Forget wabi-sabi, ikigai, and kintsugi. This is the one phrase to really understand Japan.

When you study introductory Japanese, you learn a set of daily expressions: konnichi wa, sumimasen, gomen nasai, arigatō

But there’s one critical expression missing from the introductory textbooks. One expression you not only hear every day, but epitomizes the attitude to life in Japan.

Shikata ga nai — 仕方がない

This expression is so common, so widely used in every situation, there are multiple ways to say it:

shikata ga arimasen (polite)
shikata ga nai (informal)
shō ga nai (cas ual)
shānai (Kansai-ben)

But what does this ubiquitous expression mean?

Shikata ga nai is hard to translate into English since there’s nothing similar in our language.

The closest equivalent is actually from French: c’est la vie. We use the French because we couldn’t come up with an English expression of our own. The French translates literally to “That’s life…”

The Japanese expression is formed from shikata (仕方) meaning method or way, and nai (無い) (arimasen) meaning its absence. So shikata ga nai literally means there is no way to do something, i.e. it’s hopeless, it can’t be helped, there’s no choice.

The Shikata Ga Nai Monument in Japantown, San Jose. | Image from Wikipedia.

Typical situations where you’ll hear the expression:

Frustrated by Japanese politics: shikata ga arimasen
Your company instituted a stupid policy: shikata ga nai
Going crazy filling out paperwork: shō ga nai
Hanshin lost another baseball game: shānai na~
If that sounds like an expression of hopelessness, it isn’t, not always.

Instead, it means that life is what it is, so there’s no point in complaining, we have to deal with it. It ties closely to another key Japanese trait: gaman (我慢) — endurance and perseverance.

I liken the attitude of shikata ga nai to the Serenity Prayer:

Grant me the serenity to accept the things I cannot change, the courage to change the things I can, and the wisdom to know the difference.

The expression shikata ga nai embodies this serenity and wisdom. Where Americans like me will whine about every problem, beg for exceptions to rules we don’t like, make loud complaints on Twitter about everything wrong with the world, and demand our elected representatives do something about it, my (Japanese) wife will mutter shō ga nai and maybe a few aho sugiru’s before setting out to deal with whatever is thrown at her.

I’m convinced the long lifetimes of Japanese people have nothing to do with ikigai or an Okinawan diet, but the serenity that comes from embracing the philosophy of shikata ga nai.

Shikata ga nai is an attitude of resiliency and endurance. It is what it is, so deal with it. A decision has been made, and whether we like it or not, it’s time to stop arguing and start moving forward.

  • Earthquake destroy a major section of the country? Shikata ga nai. We have to rebuild.
  • Energy prices skyrocketing due to the war in Ukraine? Shikata ga nai. Put on sweaters and lower the thermostat.
  • The country needs a fast rail line to reach more communities? Shikata ga nai. We have to move out of the way.
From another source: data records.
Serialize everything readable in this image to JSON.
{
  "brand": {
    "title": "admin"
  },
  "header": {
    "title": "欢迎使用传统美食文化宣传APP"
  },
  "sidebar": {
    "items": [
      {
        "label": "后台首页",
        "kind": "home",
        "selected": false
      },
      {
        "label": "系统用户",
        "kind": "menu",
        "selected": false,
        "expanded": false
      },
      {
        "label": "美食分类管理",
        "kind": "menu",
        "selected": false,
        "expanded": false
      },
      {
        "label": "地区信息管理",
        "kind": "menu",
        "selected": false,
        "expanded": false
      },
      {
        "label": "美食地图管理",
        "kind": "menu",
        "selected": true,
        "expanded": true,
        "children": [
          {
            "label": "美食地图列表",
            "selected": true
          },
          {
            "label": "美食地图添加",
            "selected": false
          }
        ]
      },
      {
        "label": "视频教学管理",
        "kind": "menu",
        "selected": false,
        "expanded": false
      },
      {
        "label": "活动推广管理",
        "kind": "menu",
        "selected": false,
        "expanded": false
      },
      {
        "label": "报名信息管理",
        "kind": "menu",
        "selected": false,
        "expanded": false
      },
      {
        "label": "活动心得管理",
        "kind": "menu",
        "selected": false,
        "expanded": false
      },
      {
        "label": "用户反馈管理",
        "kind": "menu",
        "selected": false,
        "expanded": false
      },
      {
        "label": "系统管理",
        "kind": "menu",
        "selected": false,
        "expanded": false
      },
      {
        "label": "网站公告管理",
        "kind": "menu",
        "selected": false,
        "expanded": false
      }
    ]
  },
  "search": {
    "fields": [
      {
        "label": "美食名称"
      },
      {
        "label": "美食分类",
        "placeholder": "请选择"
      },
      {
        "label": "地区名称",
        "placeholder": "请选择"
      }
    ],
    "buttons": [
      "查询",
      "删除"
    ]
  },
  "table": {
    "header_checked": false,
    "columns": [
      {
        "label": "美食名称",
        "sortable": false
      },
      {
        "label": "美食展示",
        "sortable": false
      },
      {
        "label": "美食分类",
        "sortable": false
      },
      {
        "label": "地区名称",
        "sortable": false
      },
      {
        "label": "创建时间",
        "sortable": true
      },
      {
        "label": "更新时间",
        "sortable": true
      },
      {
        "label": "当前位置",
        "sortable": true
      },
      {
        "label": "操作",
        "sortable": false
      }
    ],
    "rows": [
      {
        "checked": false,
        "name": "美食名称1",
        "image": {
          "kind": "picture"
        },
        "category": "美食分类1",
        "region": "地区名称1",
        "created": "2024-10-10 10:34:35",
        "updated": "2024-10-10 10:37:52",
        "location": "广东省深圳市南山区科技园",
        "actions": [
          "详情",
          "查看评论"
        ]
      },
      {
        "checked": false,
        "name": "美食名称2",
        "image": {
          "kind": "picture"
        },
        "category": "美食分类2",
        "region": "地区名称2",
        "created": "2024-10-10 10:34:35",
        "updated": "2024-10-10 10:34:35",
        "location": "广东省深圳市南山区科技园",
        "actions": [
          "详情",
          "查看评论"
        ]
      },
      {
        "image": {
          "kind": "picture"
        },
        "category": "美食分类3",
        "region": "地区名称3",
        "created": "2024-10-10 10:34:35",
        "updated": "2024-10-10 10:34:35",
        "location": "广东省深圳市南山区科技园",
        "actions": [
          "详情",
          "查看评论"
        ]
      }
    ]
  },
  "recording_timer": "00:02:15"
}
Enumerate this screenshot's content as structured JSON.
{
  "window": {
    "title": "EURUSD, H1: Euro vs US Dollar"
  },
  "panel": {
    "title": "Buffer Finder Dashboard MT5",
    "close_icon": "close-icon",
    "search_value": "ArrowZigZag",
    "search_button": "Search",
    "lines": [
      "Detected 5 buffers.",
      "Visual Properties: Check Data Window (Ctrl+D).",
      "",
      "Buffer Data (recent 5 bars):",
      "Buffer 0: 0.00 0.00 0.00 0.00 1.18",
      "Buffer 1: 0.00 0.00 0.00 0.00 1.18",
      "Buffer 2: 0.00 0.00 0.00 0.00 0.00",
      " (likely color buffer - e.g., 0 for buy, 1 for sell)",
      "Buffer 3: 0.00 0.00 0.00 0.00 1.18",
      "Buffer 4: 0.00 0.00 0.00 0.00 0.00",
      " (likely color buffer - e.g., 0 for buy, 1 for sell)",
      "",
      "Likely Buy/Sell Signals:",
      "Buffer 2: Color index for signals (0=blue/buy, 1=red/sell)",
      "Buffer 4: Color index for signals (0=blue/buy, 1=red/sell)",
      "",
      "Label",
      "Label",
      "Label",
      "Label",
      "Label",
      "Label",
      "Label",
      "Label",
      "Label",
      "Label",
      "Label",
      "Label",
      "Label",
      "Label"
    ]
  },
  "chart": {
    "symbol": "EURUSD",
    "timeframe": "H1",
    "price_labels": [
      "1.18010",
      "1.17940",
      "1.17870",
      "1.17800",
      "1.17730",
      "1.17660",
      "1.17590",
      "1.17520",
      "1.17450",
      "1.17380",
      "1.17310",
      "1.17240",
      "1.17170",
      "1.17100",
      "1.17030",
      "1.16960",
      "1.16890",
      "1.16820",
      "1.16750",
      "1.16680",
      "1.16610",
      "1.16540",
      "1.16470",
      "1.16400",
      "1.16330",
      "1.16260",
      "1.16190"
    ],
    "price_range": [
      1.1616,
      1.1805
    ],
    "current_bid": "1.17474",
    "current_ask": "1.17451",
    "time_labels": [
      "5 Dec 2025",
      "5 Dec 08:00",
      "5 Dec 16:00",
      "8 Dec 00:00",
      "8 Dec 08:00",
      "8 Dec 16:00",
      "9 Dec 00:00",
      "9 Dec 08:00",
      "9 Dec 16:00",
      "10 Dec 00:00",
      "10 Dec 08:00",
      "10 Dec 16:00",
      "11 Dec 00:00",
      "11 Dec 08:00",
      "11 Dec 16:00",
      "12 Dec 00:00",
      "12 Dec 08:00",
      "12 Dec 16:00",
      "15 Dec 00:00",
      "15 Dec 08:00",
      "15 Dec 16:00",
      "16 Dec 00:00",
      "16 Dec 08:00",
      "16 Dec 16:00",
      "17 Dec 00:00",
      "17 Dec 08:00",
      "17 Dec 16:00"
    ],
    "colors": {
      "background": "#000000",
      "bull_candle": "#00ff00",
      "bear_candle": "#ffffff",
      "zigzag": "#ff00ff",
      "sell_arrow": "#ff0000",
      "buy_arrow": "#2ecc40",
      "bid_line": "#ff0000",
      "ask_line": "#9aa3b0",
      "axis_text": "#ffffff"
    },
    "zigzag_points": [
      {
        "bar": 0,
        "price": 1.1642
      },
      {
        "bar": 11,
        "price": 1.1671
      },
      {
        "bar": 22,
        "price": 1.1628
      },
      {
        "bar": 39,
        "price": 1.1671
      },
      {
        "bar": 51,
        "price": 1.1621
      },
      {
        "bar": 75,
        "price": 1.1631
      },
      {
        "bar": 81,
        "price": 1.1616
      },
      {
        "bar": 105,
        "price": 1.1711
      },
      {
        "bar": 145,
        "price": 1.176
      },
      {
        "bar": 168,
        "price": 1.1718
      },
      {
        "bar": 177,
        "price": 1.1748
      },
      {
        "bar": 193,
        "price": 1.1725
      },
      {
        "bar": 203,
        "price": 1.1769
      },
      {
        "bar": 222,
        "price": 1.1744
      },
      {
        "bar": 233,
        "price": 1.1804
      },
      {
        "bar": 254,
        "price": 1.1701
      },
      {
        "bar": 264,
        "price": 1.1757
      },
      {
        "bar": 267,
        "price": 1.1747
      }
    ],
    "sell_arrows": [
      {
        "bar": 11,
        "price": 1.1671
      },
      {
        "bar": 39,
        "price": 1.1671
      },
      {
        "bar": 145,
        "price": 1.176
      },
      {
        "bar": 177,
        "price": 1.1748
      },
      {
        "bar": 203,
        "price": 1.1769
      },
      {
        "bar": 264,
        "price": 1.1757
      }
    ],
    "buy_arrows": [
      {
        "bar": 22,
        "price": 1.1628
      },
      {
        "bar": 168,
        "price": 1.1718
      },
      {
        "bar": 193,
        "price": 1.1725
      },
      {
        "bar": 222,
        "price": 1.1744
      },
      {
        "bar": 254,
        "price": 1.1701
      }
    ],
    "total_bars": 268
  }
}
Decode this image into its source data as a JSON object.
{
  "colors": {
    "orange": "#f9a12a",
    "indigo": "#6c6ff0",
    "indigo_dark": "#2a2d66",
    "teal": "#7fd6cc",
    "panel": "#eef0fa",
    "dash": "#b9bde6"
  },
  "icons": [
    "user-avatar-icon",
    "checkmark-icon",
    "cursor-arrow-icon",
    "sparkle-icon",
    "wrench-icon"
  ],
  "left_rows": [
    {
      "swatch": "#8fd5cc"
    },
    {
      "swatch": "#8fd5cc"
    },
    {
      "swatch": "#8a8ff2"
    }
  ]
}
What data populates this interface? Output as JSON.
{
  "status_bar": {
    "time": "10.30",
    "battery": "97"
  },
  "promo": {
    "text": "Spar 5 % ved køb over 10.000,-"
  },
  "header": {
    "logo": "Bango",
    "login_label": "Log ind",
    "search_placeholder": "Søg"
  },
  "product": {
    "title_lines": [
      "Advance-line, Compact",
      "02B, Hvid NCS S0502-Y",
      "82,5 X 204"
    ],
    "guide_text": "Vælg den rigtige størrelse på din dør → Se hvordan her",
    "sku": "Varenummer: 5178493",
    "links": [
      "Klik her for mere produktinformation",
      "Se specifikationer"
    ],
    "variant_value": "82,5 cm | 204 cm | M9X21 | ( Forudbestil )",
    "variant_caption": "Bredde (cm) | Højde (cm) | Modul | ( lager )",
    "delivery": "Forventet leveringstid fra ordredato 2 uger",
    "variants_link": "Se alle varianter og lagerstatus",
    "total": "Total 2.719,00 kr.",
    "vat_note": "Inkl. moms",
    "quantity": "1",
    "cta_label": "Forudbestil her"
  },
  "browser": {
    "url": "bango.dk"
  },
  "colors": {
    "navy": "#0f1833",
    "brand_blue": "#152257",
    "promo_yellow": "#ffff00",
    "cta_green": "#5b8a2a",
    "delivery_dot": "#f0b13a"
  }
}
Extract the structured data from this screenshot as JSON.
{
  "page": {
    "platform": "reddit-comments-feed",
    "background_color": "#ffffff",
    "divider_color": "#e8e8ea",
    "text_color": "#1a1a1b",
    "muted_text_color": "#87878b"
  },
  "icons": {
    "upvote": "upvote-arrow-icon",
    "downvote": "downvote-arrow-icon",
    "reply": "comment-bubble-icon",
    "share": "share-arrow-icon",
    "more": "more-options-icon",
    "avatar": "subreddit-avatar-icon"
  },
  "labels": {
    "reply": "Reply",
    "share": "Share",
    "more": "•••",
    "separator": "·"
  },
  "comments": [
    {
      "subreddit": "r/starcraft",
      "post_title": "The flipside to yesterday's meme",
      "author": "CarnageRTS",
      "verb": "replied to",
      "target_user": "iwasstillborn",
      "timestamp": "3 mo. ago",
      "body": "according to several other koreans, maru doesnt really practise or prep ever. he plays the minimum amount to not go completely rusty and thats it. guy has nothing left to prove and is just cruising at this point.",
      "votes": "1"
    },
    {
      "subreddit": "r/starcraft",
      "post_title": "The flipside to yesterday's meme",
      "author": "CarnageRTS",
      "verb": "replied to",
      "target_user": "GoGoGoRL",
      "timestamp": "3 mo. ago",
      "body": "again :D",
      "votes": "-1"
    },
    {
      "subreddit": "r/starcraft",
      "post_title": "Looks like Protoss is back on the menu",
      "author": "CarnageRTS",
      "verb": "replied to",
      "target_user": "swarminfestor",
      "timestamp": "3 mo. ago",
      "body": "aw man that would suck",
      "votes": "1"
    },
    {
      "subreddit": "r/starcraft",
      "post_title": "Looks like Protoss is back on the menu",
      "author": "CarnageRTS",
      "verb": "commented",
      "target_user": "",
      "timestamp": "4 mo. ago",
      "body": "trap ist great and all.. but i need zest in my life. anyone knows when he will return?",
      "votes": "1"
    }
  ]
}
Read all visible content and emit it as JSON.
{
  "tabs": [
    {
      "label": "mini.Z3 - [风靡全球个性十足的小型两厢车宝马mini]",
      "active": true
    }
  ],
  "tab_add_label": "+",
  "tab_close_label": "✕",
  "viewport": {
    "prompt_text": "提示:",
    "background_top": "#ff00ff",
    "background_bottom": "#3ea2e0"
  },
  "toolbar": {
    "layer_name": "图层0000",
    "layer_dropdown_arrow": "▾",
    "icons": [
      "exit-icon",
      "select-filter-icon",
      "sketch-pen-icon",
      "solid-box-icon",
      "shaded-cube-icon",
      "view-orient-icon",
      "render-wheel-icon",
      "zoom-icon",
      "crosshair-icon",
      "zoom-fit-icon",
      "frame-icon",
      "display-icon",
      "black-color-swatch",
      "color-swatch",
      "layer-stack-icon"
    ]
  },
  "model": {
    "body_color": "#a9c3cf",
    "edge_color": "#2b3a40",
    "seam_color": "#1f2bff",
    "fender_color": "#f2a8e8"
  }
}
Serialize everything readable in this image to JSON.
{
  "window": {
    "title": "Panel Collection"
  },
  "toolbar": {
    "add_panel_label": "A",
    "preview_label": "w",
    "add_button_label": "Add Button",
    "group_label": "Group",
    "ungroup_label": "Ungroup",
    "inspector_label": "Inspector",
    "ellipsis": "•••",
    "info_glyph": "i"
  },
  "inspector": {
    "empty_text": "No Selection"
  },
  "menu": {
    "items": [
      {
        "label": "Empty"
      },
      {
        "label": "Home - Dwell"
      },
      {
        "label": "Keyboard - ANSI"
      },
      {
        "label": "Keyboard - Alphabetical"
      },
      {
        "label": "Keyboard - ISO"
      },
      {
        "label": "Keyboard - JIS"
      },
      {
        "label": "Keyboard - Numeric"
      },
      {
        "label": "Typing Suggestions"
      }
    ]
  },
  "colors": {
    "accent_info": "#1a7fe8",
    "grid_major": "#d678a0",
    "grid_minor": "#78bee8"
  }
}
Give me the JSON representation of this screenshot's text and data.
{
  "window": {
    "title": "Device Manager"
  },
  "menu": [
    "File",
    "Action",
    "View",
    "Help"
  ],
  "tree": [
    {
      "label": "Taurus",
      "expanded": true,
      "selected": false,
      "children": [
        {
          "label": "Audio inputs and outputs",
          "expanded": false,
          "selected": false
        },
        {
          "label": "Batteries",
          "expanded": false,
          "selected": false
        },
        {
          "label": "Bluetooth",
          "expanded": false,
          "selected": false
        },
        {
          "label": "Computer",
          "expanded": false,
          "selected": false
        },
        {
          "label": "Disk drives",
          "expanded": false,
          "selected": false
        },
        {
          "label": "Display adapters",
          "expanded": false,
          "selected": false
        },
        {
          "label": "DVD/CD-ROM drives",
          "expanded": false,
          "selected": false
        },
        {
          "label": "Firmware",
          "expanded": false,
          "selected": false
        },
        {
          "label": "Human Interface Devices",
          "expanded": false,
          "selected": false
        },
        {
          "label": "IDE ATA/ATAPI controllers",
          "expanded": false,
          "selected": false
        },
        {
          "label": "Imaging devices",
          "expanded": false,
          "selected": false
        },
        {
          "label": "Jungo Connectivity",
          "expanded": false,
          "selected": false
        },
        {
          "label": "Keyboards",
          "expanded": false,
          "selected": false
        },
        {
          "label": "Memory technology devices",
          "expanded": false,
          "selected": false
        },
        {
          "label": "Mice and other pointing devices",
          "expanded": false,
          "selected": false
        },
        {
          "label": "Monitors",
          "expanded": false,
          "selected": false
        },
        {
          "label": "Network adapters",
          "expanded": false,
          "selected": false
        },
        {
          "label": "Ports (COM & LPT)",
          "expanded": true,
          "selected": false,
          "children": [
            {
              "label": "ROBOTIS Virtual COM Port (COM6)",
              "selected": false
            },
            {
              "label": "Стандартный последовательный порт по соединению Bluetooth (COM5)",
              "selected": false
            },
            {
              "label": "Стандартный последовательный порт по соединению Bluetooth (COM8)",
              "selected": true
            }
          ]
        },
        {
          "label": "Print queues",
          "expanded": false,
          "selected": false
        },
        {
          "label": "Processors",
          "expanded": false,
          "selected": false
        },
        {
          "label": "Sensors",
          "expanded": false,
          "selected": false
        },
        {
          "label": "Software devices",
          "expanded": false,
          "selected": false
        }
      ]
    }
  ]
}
But this willingness to accept the world as it is instead of the way we want it to be can be a double-edged sword.

Some things that need to be changed such as Japanese politics and Japanese company’s treatment of women, don’t get changed. Too many people say shikata ga nai — it sucks, but too bad, it is what it is, turning its immutability into a self-fulfilling fact.

In the US, there is no concept of shikata ga nai. Until the plus-sized lady sings and the lights go off, there’s still a chance to win. If you don’t fight to the death you’re a loser, and there’s nothing worse than that.

But will my fighting and complaining actually accomplish anything? Occasional, yes. Seats have been upgraded on airlines when I’ve complained about crappy service, broken products have been replaced when I made a big enough stink.

But usually not, especially not in politics or anything that really matters. I fight for change, protest for change, donate money for change. Nothing changes. Except my rising blood pressure.

My wife laughs at me. Shō ga nai, she tells me and goes back to her work. I need to find the serenity to accept the things I don’t like if I want to live a long and contented life like her.

The shikata ga nai monument in Japantown, San Jose memorializes the internment of Japanese-Americans during WWII. This historical Japanese neighborhood at the heart of Silicon Valley is the setting of my novel, To Kill a Unicorn.